The morning was cool and white. A thin mist hung over the newly-plowed country fields. Turning from Gribble to Oglesby, I slowed when I saw the bowed outstretched wings of an enormous bird: it swept over the pond, dipped, rose, and then landed on the muddy bank. The bird cocked its head and, for only a second, seemed to be looking directly at me. A tall and willowy blue heron, perched on reed-thin legs.
McLoughlin Boulevard skirts lower Oregon City, hugging the edge of the bluff which overlooks the river. In the morning, people gather at the side of the road to fish. They cast their lines from the short stone wall to the Willamette River below. They’ve been doing this for decades. (One of my earliest memories is stopping here with my grandfather to watch people fish.)

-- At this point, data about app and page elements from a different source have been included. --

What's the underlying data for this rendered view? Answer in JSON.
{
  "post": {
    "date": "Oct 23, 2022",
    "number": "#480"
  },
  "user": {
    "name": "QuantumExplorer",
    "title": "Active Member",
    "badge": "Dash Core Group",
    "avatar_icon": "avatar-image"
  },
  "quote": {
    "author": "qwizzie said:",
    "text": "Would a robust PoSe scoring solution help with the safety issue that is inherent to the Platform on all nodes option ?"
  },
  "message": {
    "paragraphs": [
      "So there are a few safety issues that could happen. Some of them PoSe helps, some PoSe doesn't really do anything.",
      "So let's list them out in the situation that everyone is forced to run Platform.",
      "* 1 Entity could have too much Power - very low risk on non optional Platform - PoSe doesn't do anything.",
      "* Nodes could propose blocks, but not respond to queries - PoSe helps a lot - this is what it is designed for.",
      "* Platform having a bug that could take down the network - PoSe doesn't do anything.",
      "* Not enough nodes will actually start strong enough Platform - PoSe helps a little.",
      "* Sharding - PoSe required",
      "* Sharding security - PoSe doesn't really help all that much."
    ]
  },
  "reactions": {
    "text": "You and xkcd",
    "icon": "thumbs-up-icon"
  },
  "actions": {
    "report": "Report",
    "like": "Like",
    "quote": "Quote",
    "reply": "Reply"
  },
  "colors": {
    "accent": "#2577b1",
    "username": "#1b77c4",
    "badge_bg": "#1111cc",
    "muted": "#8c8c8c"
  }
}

Today as I drove through Oregon City on my way to work, I smiled to see a burly white Alakaskan Husky sitting near his master, lounging at the side of the street, in the parking area, scrutinizing each passing car. It owned the place. It seemed perfectly content.
Arriving home last night at ten, I stopped to rub my hand over the bark of the dying clarendendron. The tree is a shell. Half of it has split and fallen away; the other half is hollow, clinging to what remains of its root system. I closed my eyes and took pleasure in the warm night air. I inhaled the sweet scent of freshly cut grass. (When I had left for the writers group meeting, there were at least five lawnmowers humming in chorus throughout the neighborhood.)
Something moved in the rose garden. “Hi, Simon,” I said, but he didn’t respond. He slinked away. His collar didn’t jingle. “Simon? Flash?” I walked over to see which cat was there, and the garden erupted in motion: dark striped figures slid into the boxwood hedge. One made its way to the sidewalk, where it stopped in the open. A raccoon! Several, from the sounds of it.
I backed away. I let them be. I strolled through the darkened yard, examining strawberry blossoms and budding pears. The raspberries are a riot of new growth. I stopped to piss under the locust, which is just beginning to leaf. Rounding the corner of the house, Simon bounded from the ferns. He trotted beside me as I finished my inspection of the yard. On the sidewalk near the fron steps, he rolled and flopped, begging me to pet his belly.
Spring is here.